THE TASK » Leaving out the pictures, reproduce each record exactly and in full.

MATERIAL PROVIDED »
● ● ●
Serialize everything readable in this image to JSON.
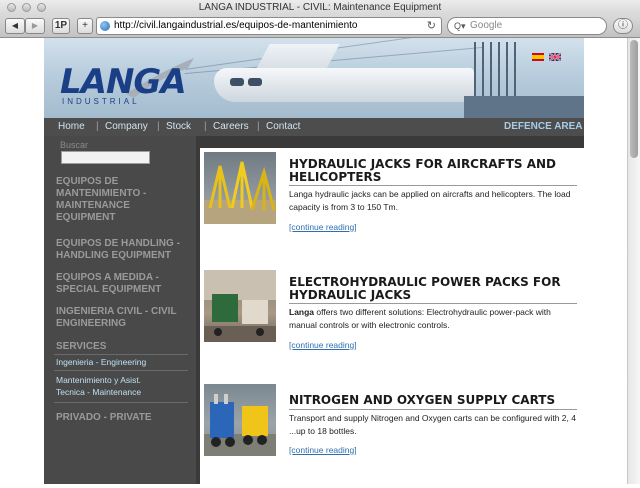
{
  "browser": {
    "window_title": "LANGA INDUSTRIAL - CIVIL: Maintenance Equipment",
    "url": "http://civil.langaindustrial.es/equipos-de-mantenimiento",
    "search_placeholder": "Google",
    "back_glyph": "◀",
    "forward_glyph": "▶",
    "onepassword_label": "1P",
    "add_glyph": "+",
    "reload_glyph": "↻",
    "search_glyph": "Q▾",
    "info_glyph": "ⓘ"
  },
  "site": {
    "logo_text": "LANGA",
    "logo_subtext": "INDUSTRIAL",
    "nav": {
      "home": "Home",
      "company": "Company",
      "stock": "Stock",
      "careers": "Careers",
      "contact": "Contact",
      "defence": "DEFENCE AREA"
    },
    "sidebar": {
      "search_label": "Buscar",
      "categories": [
        "EQUIPOS DE MANTENIMIENTO - MAINTENANCE EQUIPMENT",
        "EQUIPOS DE HANDLING - HANDLING EQUIPMENT",
        "EQUIPOS A MEDIDA - SPECIAL EQUIPMENT",
        "INGENIERIA CIVIL - CIVIL ENGINEERING"
      ],
      "services_heading": "SERVICES",
      "services": [
        "Ingenieria - Engineering",
        "Mantenimiento y Asist. Tecnica - Maintenance"
      ],
      "private": "PRIVADO - PRIVATE"
    },
    "articles": [
      {
        "title": "HYDRAULIC JACKS FOR AIRCRAFTS AND HELICOPTERS",
        "body": "Langa hydraulic jacks can be applied on aircrafts and helicopters. The load capacity is from 3 to 150 Tm.",
        "link": "[continue reading]"
      },
      {
        "title": "ELECTROHYDRAULIC POWER PACKS FOR HYDRAULIC JACKS",
        "body_bold": "Langa",
        "body": " offers two different solutions: Electrohydraulic power-pack with manual controls or with electronic controls.",
        "link": "[continue reading]"
      },
      {
        "title": "NITROGEN AND OXYGEN SUPPLY CARTS",
        "body": "Transport and supply Nitrogen and Oxygen carts can be configured with 2, 4 ...up to 18 bottles.",
        "link": "[continue reading]"
      }
    ]
  },
  "colors": {
    "nav_bg": "#4d4d4d",
    "sidebar_bg": "#494949",
    "link_blue": "#2f6fb0",
    "logo_blue": "#1b3f86"
  }
}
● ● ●
ANSWER FOR THE TASK »
Serialize everything readable in this image to JSON.
{
  "browser": {
    "window_title": "LANGA INDUSTRIAL - CIVIL: Maintenance Equipment",
    "url": "http://civil.langaindustrial.es/equipos-de-mantenimiento",
    "search_placeholder": "Google",
    "back_glyph": "◀",
    "forward_glyph": "▶",
    "onepassword_label": "1P",
    "add_glyph": "+",
    "reload_glyph": "↻",
    "search_glyph": "Q▾",
    "info_glyph": "ⓘ"
  },
  "site": {
    "logo_text": "LANGA",
    "logo_subtext": "INDUSTRIAL",
    "nav": {
      "home": "Home",
      "company": "Company",
      "stock": "Stock",
      "careers": "Careers",
      "contact": "Contact",
      "defence": "DEFENCE AREA"
    },
    "sidebar": {
      "search_label": "Buscar",
      "categories": [
        "EQUIPOS DE MANTENIMIENTO - MAINTENANCE EQUIPMENT",
        "EQUIPOS DE HANDLING - HANDLING EQUIPMENT",
        "EQUIPOS A MEDIDA - SPECIAL EQUIPMENT",
        "INGENIERIA CIVIL - CIVIL ENGINEERING"
      ],
      "services_heading": "SERVICES",
      "services": [
        "Ingenieria - Engineering",
        "Mantenimiento y Asist. Tecnica - Maintenance"
      ],
      "private": "PRIVADO - PRIVATE"
    },
    "articles": [
      {
        "title": "HYDRAULIC JACKS FOR AIRCRAFTS AND HELICOPTERS",
        "body": "Langa hydraulic jacks can be applied on aircrafts and helicopters. The load capacity is from 3 to 150 Tm.",
        "link": "[continue reading]"
      },
      {
        "title": "ELECTROHYDRAULIC POWER PACKS FOR HYDRAULIC JACKS",
        "body_bold": "Langa",
        "body": " offers two different solutions: Electrohydraulic power-pack with manual controls or with electronic controls.",
        "link": "[continue reading]"
      },
      {
        "title": "NITROGEN AND OXYGEN SUPPLY CARTS",
        "body": "Transport and supply Nitrogen and Oxygen carts can be configured with 2, 4 ...up to 18 bottles.",
        "link": "[continue reading]"
      }
    ]
  },
  "colors": {
    "nav_bg": "#4d4d4d",
    "sidebar_bg": "#494949",
    "link_blue": "#2f6fb0",
    "logo_blue": "#1b3f86"
  }
}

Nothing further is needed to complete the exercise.